Chuang is the first person to occupy a judicial seat that has existed on paper since the Clinton administration. That’s when the Washington Legislature authorized the county to add a 13th judge. Since then, county judicial officials have lobbied Spokane County Commissioners to actually fund the position, arguing local caseloads have grown faster than the court system’s ability to adjudicate them.

In 2022, the Spokane County Superior Court said its total pending caseload had increased nearly 79 percent since the year 2000. The system had too few judges and too little courtroom space to adequately hear cases, the court said.

“Our community and taxpayers deserve timely access to justice. State and federal constitutions require it,” the Superior Court said in a written report. “The Court is at a breaking point and has begun triaging which cases receive the limited resources and which must wait even longer for justice.”

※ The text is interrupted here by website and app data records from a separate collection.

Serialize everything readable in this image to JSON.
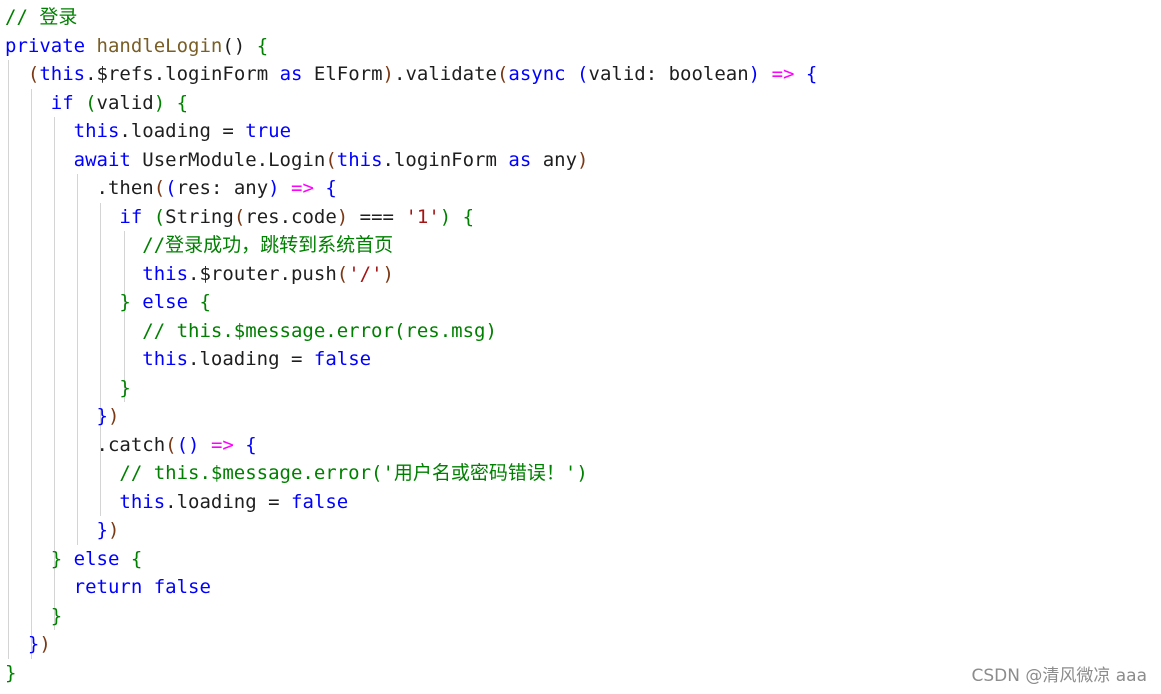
{
  "editor": {
    "lines": [
      {
        "tokens": [
          {
            "t": "// 登录",
            "c": "cm"
          }
        ]
      },
      {
        "tokens": [
          {
            "t": "private ",
            "c": "kw"
          },
          {
            "t": "handleLogin",
            "c": "fn"
          },
          {
            "t": "() ",
            "c": "pl"
          },
          {
            "t": "{",
            "c": "br1"
          }
        ]
      },
      {
        "tokens": [
          {
            "t": "  ",
            "c": "pl"
          },
          {
            "t": "(",
            "c": "br2"
          },
          {
            "t": "this",
            "c": "kw"
          },
          {
            "t": ".$refs.loginForm ",
            "c": "pl"
          },
          {
            "t": "as ",
            "c": "kw"
          },
          {
            "t": "ElForm",
            "c": "pl"
          },
          {
            "t": ")",
            "c": "br2"
          },
          {
            "t": ".validate",
            "c": "pl"
          },
          {
            "t": "(",
            "c": "br2"
          },
          {
            "t": "async ",
            "c": "kw"
          },
          {
            "t": "(",
            "c": "br3"
          },
          {
            "t": "valid: boolean",
            "c": "pl"
          },
          {
            "t": ")",
            "c": "br3"
          },
          {
            "t": " ",
            "c": "pl"
          },
          {
            "t": "=>",
            "c": "arrow"
          },
          {
            "t": " ",
            "c": "pl"
          },
          {
            "t": "{",
            "c": "br3"
          }
        ]
      },
      {
        "tokens": [
          {
            "t": "    ",
            "c": "pl"
          },
          {
            "t": "if ",
            "c": "kw"
          },
          {
            "t": "(",
            "c": "br1"
          },
          {
            "t": "valid",
            "c": "pl"
          },
          {
            "t": ")",
            "c": "br1"
          },
          {
            "t": " ",
            "c": "pl"
          },
          {
            "t": "{",
            "c": "br1"
          }
        ]
      },
      {
        "tokens": [
          {
            "t": "      ",
            "c": "pl"
          },
          {
            "t": "this",
            "c": "kw"
          },
          {
            "t": ".loading = ",
            "c": "pl"
          },
          {
            "t": "true",
            "c": "kw"
          }
        ]
      },
      {
        "tokens": [
          {
            "t": "      ",
            "c": "pl"
          },
          {
            "t": "await ",
            "c": "kw"
          },
          {
            "t": "UserModule.Login",
            "c": "pl"
          },
          {
            "t": "(",
            "c": "br2"
          },
          {
            "t": "this",
            "c": "kw"
          },
          {
            "t": ".loginForm ",
            "c": "pl"
          },
          {
            "t": "as ",
            "c": "kw"
          },
          {
            "t": "any",
            "c": "pl"
          },
          {
            "t": ")",
            "c": "br2"
          }
        ]
      },
      {
        "tokens": [
          {
            "t": "        .then",
            "c": "pl"
          },
          {
            "t": "(",
            "c": "br2"
          },
          {
            "t": "(",
            "c": "br3"
          },
          {
            "t": "res: any",
            "c": "pl"
          },
          {
            "t": ")",
            "c": "br3"
          },
          {
            "t": " ",
            "c": "pl"
          },
          {
            "t": "=>",
            "c": "arrow"
          },
          {
            "t": " ",
            "c": "pl"
          },
          {
            "t": "{",
            "c": "br3"
          }
        ]
      },
      {
        "tokens": [
          {
            "t": "          ",
            "c": "pl"
          },
          {
            "t": "if ",
            "c": "kw"
          },
          {
            "t": "(",
            "c": "br1"
          },
          {
            "t": "String",
            "c": "pl"
          },
          {
            "t": "(",
            "c": "br2"
          },
          {
            "t": "res.code",
            "c": "pl"
          },
          {
            "t": ")",
            "c": "br2"
          },
          {
            "t": " === ",
            "c": "pl"
          },
          {
            "t": "'1'",
            "c": "str"
          },
          {
            "t": ")",
            "c": "br1"
          },
          {
            "t": " ",
            "c": "pl"
          },
          {
            "t": "{",
            "c": "br1"
          }
        ]
      },
      {
        "tokens": [
          {
            "t": "            ",
            "c": "pl"
          },
          {
            "t": "//登录成功，跳转到系统首页",
            "c": "cm"
          }
        ]
      },
      {
        "tokens": [
          {
            "t": "            ",
            "c": "pl"
          },
          {
            "t": "this",
            "c": "kw"
          },
          {
            "t": ".$router.push",
            "c": "pl"
          },
          {
            "t": "(",
            "c": "br2"
          },
          {
            "t": "'/'",
            "c": "str"
          },
          {
            "t": ")",
            "c": "br2"
          }
        ]
      },
      {
        "tokens": [
          {
            "t": "          ",
            "c": "pl"
          },
          {
            "t": "}",
            "c": "br1"
          },
          {
            "t": " ",
            "c": "pl"
          },
          {
            "t": "else ",
            "c": "kw"
          },
          {
            "t": "{",
            "c": "br1"
          }
        ]
      },
      {
        "tokens": [
          {
            "t": "            ",
            "c": "pl"
          },
          {
            "t": "// this.$message.error(res.msg)",
            "c": "cm"
          }
        ]
      },
      {
        "tokens": [
          {
            "t": "            ",
            "c": "pl"
          },
          {
            "t": "this",
            "c": "kw"
          },
          {
            "t": ".loading = ",
            "c": "pl"
          },
          {
            "t": "false",
            "c": "kw"
          }
        ]
      },
      {
        "tokens": [
          {
            "t": "          ",
            "c": "pl"
          },
          {
            "t": "}",
            "c": "br1"
          }
        ]
      },
      {
        "tokens": [
          {
            "t": "        ",
            "c": "pl"
          },
          {
            "t": "}",
            "c": "br3"
          },
          {
            "t": ")",
            "c": "br2"
          }
        ]
      },
      {
        "tokens": [
          {
            "t": "        .catch",
            "c": "pl"
          },
          {
            "t": "(",
            "c": "br2"
          },
          {
            "t": "()",
            "c": "br3"
          },
          {
            "t": " ",
            "c": "pl"
          },
          {
            "t": "=>",
            "c": "arrow"
          },
          {
            "t": " ",
            "c": "pl"
          },
          {
            "t": "{",
            "c": "br3"
          }
        ]
      },
      {
        "tokens": [
          {
            "t": "          ",
            "c": "pl"
          },
          {
            "t": "// this.$message.error('用户名或密码错误！')",
            "c": "cm"
          }
        ]
      },
      {
        "tokens": [
          {
            "t": "          ",
            "c": "pl"
          },
          {
            "t": "this",
            "c": "kw"
          },
          {
            "t": ".loading = ",
            "c": "pl"
          },
          {
            "t": "false",
            "c": "kw"
          }
        ]
      },
      {
        "tokens": [
          {
            "t": "        ",
            "c": "pl"
          },
          {
            "t": "}",
            "c": "br3"
          },
          {
            "t": ")",
            "c": "br2"
          }
        ]
      },
      {
        "tokens": [
          {
            "t": "    ",
            "c": "pl"
          },
          {
            "t": "}",
            "c": "br1"
          },
          {
            "t": " ",
            "c": "pl"
          },
          {
            "t": "else ",
            "c": "kw"
          },
          {
            "t": "{",
            "c": "br1"
          }
        ]
      },
      {
        "tokens": [
          {
            "t": "      ",
            "c": "pl"
          },
          {
            "t": "return ",
            "c": "kw"
          },
          {
            "t": "false",
            "c": "kw"
          }
        ]
      },
      {
        "tokens": [
          {
            "t": "    ",
            "c": "pl"
          },
          {
            "t": "}",
            "c": "br1"
          }
        ]
      },
      {
        "tokens": [
          {
            "t": "  ",
            "c": "pl"
          },
          {
            "t": "}",
            "c": "br3"
          },
          {
            "t": ")",
            "c": "br2"
          }
        ]
      },
      {
        "tokens": [
          {
            "t": "}",
            "c": "br1"
          }
        ]
      }
    ]
  },
  "watermark": {
    "text": "CSDN @清风微凉 aaa"
  },
  "colors": {
    "background": "#ffffff",
    "keyword": "#0000ff",
    "comment": "#008000",
    "string": "#a31515",
    "function": "#795e26",
    "arrow": "#ff00ff",
    "bracket_level1": "#008000",
    "bracket_level2": "#7b3814",
    "bracket_level3": "#0000ff",
    "indent_guide": "#d4d4d4"
  }
}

But Spokane County commissioners balked at funding the position until last spring, over concerns about the potential cost of salary and support staff.

Chaung acknowledges his arrival will not solve the Spokane County Superior Court’s backlog problem, but he thinks it will aid the overburdened system.

“It’s just a sheer math game, with so many cases, so many judges, so many courtrooms,” Chuang said. “I think we probably need three or four more judges to help out with caseloads. But I’ll do my small part. I’ll jump in wherever I can help.”

Chaung will have work to do on his first day, but no courtroom in which to hear full jury cases. Ashley Callan, the Superior Court’s administrative officer, said Chaung has no major cases assigned yet, but will be able to handle plea and sentencing hearings immediately.

Moving from being an advocate to being a neutral arbiter is a big change, Chuang said. It will likely change his relationships with area attorneys – people who used to be peers but will now be counsel in his court.

“I think it’s more of an isolating type of role,” Chuang said. “I’m going to have to put any personal relationships aside and decide any case with the law and the facts. I don’t think I’m going to be able to hang out with a lot of lawyers…you can still have relationships with them, but it’s going to be a different type of working relationship.”

Later this month, Chuang will attend training for new judges offered by the Washington Administrative Office of Courts. The program, likened to a school for judges, is required for newly-appointed members of the bench. Chaung will be joined by former Spokane City Council President Breean Beggs, who was appointed to the Superior Court last summer. The group will also include three other Spokane County judges and two court commissioners.

Chuang was an attorney with Spokane law firm Cracy, Chuang & Domanico, where he was also a partner. His legal background includes civil and criminal cases. He served as a contract public defender in Kennewick, and has participated in legal outreach projects. He is an Army veteran, having served in Syria and Iraq, and is a current member of the U.S. Army Reserve. He earned his law degree at Gonzaga.

Brandon Hollingsworth is your All Things Considered host. He has served public radio audiences for nearly twenty years, primarily in reporting, hosting and interviewing. His previous ports-of-call were WUOT-FM in Knoxville, Tennessee, and Alabama Public Radio. His work has been heard nationally on Morning Edition, All Things Considered, Here and Now and NPR’s top-of-the-hour newscasts.